In 2016 Rob Perks and I published the third edition of The Oral History Reader, a comprehensive, international anthology combining major, ‘classic’ articles with cutting-edge pieces on the theory, method and use of oral history. Twenty-seven new chapters introduce the most significant developments in oral history in the last decade to bring this invaluable text up to date, with new pieces on emotions and the senses, on crisis oral history, current thinking around traumatic memory, the impact of digital mobile technologies, and how oral history is being used in public contexts, with more international examples to draw in work from North and South America, Britain and Europe, Australasia, Asia and Africa.

The past never alters but history and memory change all the time. Thirty years after I conducted interviews with Australian WWI veterans, and 20 years after Anzac Memories: Living with the Legend was first published, in 2013 I published a new edition with three new chapters. You can read online this review of Anzac Memories by historian Joan Beaumont, or listen to the ABC Hindsight documentary about the new edition. In the new edition I return to a family war history that I could not write about twenty years ago because of the stigma of war and mental illness, and I use newly-released Repatriation files to question my earlier account of veterans’ post-war lives and memories and to think afresh about war and memory. My Age newspaper article ‘Healing Histories’ is based on that family history, as is the radio documentary I scripted, ‘Anzac Memories Revisited: Searching for Hector Thomson’. In the new edition I also explore how the Anzac legend has transformed over the past quarter century, how a ‘post-memory’ of the Great War creates new challenges and opportunities for making sense of the national past, and how veterans’ war memories can still challenge and complicate national mythologies. See also my recent article ‘Anzac Memories Revisited: Trauma, Memory and Oral History’, Oral History Review 42, 1, 2015, pp 1-29 (winner, History Article Award, Victorian Community History Awards, 2015). 

My 2011 book Moving Stories: an intimate history of four women across two countries ), (awarded the United States Oral History Association Book Award, International category, 2012 ) explores the lives of four British women who emigrated to Australia in the 1950s and 1960s, drawing upon a rich archive of letters, journals, autobiographical writing, oral history interviews and photographs. These life story documents offer detailed and intimate evidence about events and experiences, and changing relationships, attitudes and feelings, as these four women negotiated their wartime and postwar lives through migration and in the context of dramatically shifting roles and expectations for women in each country. Though migration is the connecting thread in all four lives, this project was not only about migration. Precisely because these women were migrants they recorded their lives in the letters and photographs they sent home, and because they wanted to describe, compare and explain their new life in Australia, they photographed and wrote about aspects of everyday life and women’s experience that are often lost to history. In he second part of Moving Stories I explore how people narrate their lives and identities through letters, photos and memory. My article “A moving history: how personal stories illuminate the past” is on The Conversation. You can hear me talk about Moving Stories in a National Museum of Australia lecture and on ABC Radio National Life Matters.

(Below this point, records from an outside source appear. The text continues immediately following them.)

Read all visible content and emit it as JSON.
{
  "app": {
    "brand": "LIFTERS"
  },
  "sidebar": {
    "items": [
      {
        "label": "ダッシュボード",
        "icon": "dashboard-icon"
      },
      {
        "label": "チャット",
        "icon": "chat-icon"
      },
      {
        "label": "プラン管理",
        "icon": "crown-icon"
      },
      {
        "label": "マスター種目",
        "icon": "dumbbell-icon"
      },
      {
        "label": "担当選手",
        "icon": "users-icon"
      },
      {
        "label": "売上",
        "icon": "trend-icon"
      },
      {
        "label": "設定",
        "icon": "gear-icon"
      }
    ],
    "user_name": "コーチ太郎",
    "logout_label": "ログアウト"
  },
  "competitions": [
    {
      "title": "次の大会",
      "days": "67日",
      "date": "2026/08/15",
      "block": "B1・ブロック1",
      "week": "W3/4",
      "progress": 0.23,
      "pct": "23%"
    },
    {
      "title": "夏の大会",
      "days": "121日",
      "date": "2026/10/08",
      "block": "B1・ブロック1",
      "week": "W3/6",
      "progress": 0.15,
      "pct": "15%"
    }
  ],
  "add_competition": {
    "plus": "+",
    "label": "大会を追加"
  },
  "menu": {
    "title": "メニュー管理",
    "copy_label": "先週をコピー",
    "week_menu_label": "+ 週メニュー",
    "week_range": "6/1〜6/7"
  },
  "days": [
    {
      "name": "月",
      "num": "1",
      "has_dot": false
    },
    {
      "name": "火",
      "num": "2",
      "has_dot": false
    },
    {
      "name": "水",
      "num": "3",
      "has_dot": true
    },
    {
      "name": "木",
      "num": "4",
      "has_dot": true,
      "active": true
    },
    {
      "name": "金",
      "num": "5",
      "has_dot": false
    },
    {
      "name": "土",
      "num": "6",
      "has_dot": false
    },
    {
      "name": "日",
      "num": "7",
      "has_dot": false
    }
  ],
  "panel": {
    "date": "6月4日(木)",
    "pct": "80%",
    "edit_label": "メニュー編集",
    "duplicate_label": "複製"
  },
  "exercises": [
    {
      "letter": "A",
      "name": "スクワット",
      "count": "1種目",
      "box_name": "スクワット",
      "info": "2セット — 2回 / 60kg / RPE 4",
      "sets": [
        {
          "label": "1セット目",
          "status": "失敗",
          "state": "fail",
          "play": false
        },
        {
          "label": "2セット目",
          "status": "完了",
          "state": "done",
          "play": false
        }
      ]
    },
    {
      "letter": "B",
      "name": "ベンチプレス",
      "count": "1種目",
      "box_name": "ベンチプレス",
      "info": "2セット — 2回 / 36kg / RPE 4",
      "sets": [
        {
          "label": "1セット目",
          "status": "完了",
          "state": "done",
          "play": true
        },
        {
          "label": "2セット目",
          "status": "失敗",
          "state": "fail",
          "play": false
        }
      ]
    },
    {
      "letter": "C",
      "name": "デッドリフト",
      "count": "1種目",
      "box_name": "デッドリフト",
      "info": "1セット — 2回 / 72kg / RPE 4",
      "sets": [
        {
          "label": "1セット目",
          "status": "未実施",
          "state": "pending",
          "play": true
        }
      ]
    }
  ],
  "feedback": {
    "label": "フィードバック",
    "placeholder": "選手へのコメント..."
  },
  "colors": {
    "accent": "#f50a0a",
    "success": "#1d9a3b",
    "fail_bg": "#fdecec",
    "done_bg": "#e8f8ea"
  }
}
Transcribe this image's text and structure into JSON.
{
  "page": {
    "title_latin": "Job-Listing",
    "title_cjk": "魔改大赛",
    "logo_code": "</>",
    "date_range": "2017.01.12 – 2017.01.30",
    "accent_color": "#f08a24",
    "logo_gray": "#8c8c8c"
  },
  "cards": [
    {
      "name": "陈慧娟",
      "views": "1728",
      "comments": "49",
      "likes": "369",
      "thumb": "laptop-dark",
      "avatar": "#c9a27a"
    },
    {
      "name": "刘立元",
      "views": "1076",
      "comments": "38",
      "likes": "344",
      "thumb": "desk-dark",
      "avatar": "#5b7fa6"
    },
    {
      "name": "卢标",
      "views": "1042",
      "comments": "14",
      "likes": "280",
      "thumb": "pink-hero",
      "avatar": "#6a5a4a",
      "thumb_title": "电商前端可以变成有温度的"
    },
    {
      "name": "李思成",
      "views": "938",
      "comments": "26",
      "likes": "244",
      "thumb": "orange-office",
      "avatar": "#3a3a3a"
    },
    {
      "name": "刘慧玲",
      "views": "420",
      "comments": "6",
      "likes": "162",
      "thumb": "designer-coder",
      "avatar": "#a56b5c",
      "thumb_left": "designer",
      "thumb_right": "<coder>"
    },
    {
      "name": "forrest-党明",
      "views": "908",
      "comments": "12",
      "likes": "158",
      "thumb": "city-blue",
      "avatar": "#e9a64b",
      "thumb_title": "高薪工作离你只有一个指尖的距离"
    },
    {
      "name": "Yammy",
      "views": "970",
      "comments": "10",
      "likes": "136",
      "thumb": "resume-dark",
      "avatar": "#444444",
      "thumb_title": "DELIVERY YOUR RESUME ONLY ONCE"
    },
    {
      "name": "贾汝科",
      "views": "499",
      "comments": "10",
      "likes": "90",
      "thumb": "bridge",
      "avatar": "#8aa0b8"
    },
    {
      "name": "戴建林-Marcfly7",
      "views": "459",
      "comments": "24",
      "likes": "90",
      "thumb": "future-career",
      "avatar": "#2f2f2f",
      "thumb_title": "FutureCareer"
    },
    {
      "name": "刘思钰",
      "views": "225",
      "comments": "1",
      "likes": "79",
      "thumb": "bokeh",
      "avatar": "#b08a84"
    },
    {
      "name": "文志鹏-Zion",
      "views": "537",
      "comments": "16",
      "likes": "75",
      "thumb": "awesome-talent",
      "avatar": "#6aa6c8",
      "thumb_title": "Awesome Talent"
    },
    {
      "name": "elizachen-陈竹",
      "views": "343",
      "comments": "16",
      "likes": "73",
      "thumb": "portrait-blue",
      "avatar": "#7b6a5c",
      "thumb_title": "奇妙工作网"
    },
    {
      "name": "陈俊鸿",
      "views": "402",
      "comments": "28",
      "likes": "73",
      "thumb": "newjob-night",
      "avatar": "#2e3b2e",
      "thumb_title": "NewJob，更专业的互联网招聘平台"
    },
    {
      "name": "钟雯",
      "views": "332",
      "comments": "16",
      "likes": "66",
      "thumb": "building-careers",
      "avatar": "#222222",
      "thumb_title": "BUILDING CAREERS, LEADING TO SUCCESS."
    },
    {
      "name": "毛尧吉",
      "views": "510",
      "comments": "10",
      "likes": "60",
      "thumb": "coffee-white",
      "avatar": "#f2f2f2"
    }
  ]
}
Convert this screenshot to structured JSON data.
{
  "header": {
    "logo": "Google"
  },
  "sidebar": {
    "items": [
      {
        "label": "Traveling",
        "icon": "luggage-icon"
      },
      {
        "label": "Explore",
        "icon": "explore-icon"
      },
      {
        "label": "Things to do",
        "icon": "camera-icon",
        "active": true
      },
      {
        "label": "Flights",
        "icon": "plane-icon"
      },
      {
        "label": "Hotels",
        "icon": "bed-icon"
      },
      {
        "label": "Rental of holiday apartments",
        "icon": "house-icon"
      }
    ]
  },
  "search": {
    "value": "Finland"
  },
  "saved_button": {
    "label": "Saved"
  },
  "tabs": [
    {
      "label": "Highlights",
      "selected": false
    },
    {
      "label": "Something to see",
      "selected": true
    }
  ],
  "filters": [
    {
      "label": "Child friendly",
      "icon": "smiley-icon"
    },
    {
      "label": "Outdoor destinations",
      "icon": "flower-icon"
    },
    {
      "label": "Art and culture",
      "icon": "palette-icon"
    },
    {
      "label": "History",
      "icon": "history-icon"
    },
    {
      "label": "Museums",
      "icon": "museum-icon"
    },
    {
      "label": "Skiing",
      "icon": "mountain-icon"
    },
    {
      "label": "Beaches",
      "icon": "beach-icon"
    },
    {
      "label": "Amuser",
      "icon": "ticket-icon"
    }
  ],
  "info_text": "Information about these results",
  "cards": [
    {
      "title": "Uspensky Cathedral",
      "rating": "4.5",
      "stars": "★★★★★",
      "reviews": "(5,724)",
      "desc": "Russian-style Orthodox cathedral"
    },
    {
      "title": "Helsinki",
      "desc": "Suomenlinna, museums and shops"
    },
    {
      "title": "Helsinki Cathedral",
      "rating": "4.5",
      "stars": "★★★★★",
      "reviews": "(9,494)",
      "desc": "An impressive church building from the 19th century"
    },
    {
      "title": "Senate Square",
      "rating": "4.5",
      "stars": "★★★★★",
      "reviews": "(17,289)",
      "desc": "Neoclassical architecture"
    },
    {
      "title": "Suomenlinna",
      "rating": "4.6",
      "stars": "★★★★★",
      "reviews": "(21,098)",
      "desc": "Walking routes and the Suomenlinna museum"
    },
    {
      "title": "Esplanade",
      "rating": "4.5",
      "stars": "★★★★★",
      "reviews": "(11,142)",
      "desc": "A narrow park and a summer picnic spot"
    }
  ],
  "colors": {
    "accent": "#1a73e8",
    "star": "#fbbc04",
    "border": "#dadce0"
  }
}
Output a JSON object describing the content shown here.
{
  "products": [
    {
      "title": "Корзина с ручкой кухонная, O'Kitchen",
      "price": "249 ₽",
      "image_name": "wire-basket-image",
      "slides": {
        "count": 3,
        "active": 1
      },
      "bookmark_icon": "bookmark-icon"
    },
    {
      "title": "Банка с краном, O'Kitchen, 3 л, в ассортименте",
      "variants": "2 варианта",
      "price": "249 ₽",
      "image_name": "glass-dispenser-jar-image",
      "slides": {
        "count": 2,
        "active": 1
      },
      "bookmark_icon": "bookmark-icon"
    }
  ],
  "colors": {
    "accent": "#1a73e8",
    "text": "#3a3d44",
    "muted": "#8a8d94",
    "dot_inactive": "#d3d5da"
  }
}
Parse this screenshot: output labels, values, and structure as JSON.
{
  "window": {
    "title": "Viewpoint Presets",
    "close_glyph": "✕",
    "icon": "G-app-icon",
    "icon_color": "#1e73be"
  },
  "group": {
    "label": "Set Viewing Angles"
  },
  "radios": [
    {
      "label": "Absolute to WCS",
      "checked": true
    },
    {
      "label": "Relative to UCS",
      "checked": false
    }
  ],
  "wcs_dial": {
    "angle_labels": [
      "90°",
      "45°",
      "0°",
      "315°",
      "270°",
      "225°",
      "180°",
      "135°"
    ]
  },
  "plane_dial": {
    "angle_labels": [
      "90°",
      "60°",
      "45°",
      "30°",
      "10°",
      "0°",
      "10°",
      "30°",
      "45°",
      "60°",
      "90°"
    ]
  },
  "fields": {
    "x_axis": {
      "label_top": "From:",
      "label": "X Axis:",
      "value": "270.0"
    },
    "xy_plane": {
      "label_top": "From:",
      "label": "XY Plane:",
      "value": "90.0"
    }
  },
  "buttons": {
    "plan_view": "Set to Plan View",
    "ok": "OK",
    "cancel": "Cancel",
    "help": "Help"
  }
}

In 2011 I also edited the book Oral History and Photography (Palgrave, NewYork, 2011), with Professor Alexander Freund from the University of Winnipeg in Canada.